*** Opening Data records ***

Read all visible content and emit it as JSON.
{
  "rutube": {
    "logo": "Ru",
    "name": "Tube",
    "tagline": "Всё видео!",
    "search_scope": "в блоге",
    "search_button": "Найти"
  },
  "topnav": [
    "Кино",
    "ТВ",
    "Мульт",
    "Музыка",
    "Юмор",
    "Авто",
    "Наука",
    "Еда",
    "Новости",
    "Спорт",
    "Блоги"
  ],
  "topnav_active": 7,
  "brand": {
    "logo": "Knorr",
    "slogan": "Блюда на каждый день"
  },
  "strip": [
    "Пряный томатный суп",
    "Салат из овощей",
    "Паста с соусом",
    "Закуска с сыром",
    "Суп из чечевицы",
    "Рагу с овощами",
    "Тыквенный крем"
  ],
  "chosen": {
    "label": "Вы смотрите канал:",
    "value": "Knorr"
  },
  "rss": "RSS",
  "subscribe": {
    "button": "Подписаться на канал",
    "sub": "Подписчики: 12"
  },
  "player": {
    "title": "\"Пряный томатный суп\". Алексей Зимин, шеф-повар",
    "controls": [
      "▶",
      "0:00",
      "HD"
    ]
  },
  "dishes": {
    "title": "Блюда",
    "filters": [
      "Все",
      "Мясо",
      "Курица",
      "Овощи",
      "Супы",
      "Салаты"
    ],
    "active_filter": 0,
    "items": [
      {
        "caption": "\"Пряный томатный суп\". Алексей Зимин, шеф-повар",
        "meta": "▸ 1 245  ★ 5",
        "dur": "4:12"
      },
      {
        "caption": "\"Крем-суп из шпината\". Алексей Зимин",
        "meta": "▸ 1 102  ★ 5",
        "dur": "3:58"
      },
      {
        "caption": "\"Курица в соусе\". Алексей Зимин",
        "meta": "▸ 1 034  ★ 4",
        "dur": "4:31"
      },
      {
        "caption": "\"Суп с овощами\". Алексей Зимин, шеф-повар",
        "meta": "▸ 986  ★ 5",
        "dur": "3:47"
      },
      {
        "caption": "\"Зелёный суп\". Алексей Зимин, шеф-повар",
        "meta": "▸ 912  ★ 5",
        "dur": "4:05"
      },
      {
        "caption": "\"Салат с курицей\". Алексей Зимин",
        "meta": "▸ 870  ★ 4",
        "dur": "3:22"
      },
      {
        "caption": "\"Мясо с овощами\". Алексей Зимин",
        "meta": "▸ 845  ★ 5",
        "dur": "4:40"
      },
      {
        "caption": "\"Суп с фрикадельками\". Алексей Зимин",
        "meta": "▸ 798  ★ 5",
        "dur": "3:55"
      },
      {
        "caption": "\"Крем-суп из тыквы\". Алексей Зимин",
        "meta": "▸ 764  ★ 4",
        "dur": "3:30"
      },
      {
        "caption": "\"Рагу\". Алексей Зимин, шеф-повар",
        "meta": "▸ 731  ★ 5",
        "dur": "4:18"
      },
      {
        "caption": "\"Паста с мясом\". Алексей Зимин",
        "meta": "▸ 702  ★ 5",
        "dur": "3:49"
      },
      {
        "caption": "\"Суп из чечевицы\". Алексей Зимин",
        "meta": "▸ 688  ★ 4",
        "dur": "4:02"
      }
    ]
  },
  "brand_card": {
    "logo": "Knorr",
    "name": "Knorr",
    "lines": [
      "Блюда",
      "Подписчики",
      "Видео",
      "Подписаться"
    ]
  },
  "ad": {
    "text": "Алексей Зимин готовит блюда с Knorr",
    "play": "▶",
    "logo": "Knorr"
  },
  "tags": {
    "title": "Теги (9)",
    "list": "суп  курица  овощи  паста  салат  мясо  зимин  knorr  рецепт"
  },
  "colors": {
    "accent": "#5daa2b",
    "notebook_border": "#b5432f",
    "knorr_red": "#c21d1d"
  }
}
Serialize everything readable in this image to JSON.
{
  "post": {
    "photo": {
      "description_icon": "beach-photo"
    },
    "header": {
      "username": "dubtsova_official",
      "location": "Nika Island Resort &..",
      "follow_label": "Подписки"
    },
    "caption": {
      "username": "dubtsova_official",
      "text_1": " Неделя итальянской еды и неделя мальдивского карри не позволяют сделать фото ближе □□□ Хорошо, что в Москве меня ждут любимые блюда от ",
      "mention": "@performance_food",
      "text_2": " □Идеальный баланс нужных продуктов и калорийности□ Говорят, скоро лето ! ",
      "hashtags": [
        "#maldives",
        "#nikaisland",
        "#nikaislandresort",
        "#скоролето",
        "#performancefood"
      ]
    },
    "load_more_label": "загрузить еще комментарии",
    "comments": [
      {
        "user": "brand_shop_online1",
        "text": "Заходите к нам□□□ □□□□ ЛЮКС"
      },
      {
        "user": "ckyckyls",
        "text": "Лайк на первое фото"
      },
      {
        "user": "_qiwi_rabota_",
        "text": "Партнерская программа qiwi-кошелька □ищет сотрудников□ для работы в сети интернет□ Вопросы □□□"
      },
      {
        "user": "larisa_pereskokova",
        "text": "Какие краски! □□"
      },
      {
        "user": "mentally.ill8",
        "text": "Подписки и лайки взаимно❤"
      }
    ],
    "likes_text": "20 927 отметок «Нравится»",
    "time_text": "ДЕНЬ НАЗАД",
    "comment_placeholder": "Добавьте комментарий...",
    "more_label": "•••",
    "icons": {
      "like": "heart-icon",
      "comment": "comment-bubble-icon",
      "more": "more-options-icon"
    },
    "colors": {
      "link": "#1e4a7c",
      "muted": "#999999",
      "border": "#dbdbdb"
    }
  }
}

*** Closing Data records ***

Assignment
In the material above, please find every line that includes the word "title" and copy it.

Exercise output
    "title": "\"Пряный томатный суп\". Алексей Зимин, шеф-повар",
    "title": "Блюда",
    "title": "Теги (9)",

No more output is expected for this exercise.